- **Information given**
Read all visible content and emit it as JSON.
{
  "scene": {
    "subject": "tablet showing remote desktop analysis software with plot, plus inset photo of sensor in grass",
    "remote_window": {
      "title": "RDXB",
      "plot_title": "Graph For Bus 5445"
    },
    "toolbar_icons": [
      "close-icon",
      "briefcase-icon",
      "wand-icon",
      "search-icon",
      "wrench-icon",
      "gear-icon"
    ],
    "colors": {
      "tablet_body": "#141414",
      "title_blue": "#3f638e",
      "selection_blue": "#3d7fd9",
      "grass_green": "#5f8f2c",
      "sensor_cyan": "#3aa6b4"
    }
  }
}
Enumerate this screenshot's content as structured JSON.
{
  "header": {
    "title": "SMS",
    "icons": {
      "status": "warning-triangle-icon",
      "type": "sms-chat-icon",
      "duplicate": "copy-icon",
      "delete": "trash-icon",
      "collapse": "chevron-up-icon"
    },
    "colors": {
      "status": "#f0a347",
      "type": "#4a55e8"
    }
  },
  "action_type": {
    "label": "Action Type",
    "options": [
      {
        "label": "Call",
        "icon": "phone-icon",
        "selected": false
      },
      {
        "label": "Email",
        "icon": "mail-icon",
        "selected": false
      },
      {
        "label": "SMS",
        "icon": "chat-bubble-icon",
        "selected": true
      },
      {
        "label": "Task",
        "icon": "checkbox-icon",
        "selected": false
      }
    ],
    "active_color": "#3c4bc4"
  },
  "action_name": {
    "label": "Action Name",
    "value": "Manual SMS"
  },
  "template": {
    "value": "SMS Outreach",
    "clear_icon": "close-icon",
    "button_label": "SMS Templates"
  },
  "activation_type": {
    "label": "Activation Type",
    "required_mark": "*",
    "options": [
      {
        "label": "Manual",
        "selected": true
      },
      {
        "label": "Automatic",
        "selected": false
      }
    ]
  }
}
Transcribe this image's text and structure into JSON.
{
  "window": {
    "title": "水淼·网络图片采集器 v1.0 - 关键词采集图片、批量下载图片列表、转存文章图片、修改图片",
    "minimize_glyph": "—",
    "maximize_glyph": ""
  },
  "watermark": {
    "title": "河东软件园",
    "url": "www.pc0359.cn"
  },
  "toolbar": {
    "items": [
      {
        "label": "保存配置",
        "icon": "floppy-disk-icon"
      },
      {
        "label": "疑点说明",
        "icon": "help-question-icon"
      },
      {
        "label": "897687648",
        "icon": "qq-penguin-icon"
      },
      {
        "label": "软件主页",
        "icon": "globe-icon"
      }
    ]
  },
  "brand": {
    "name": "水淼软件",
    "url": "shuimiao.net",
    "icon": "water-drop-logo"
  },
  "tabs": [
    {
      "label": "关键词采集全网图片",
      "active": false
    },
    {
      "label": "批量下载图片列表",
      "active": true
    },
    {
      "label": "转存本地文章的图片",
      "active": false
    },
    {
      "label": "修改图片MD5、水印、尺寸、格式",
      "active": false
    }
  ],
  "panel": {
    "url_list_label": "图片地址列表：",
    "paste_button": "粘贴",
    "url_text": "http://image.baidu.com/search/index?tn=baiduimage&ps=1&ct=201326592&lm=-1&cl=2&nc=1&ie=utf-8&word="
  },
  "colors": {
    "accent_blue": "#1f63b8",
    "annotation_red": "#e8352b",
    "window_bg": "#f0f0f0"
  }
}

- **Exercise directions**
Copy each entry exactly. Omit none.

- **Exercise response**
Read all visible content and emit it as JSON.
{
  "scene": {
    "subject": "tablet showing remote desktop analysis software with plot, plus inset photo of sensor in grass",
    "remote_window": {
      "title": "RDXB",
      "plot_title": "Graph For Bus 5445"
    },
    "toolbar_icons": [
      "close-icon",
      "briefcase-icon",
      "wand-icon",
      "search-icon",
      "wrench-icon",
      "gear-icon"
    ],
    "colors": {
      "tablet_body": "#141414",
      "title_blue": "#3f638e",
      "selection_blue": "#3d7fd9",
      "grass_green": "#5f8f2c",
      "sensor_cyan": "#3aa6b4"
    }
  }
}
Enumerate this screenshot's content as structured JSON.
{
  "header": {
    "title": "SMS",
    "icons": {
      "status": "warning-triangle-icon",
      "type": "sms-chat-icon",
      "duplicate": "copy-icon",
      "delete": "trash-icon",
      "collapse": "chevron-up-icon"
    },
    "colors": {
      "status": "#f0a347",
      "type": "#4a55e8"
    }
  },
  "action_type": {
    "label": "Action Type",
    "options": [
      {
        "label": "Call",
        "icon": "phone-icon",
        "selected": false
      },
      {
        "label": "Email",
        "icon": "mail-icon",
        "selected": false
      },
      {
        "label": "SMS",
        "icon": "chat-bubble-icon",
        "selected": true
      },
      {
        "label": "Task",
        "icon": "checkbox-icon",
        "selected": false
      }
    ],
    "active_color": "#3c4bc4"
  },
  "action_name": {
    "label": "Action Name",
    "value": "Manual SMS"
  },
  "template": {
    "value": "SMS Outreach",
    "clear_icon": "close-icon",
    "button_label": "SMS Templates"
  },
  "activation_type": {
    "label": "Activation Type",
    "required_mark": "*",
    "options": [
      {
        "label": "Manual",
        "selected": true
      },
      {
        "label": "Automatic",
        "selected": false
      }
    ]
  }
}
Transcribe this image's text and structure into JSON.
{
  "window": {
    "title": "水淼·网络图片采集器 v1.0 - 关键词采集图片、批量下载图片列表、转存文章图片、修改图片",
    "minimize_glyph": "—",
    "maximize_glyph": ""
  },
  "watermark": {
    "title": "河东软件园",
    "url": "www.pc0359.cn"
  },
  "toolbar": {
    "items": [
      {
        "label": "保存配置",
        "icon": "floppy-disk-icon"
      },
      {
        "label": "疑点说明",
        "icon": "help-question-icon"
      },
      {
        "label": "897687648",
        "icon": "qq-penguin-icon"
      },
      {
        "label": "软件主页",
        "icon": "globe-icon"
      }
    ]
  },
  "brand": {
    "name": "水淼软件",
    "url": "shuimiao.net",
    "icon": "water-drop-logo"
  },
  "tabs": [
    {
      "label": "关键词采集全网图片",
      "active": false
    },
    {
      "label": "批量下载图片列表",
      "active": true
    },
    {
      "label": "转存本地文章的图片",
      "active": false
    },
    {
      "label": "修改图片MD5、水印、尺寸、格式",
      "active": false
    }
  ],
  "panel": {
    "url_list_label": "图片地址列表：",
    "paste_button": "粘贴",
    "url_text": "http://image.baidu.com/search/index?tn=baiduimage&ps=1&ct=201326592&lm=-1&cl=2&nc=1&ie=utf-8&word="
  },
  "colors": {
    "accent_blue": "#1f63b8",
    "annotation_red": "#e8352b",
    "window_bg": "#f0f0f0"
  }
}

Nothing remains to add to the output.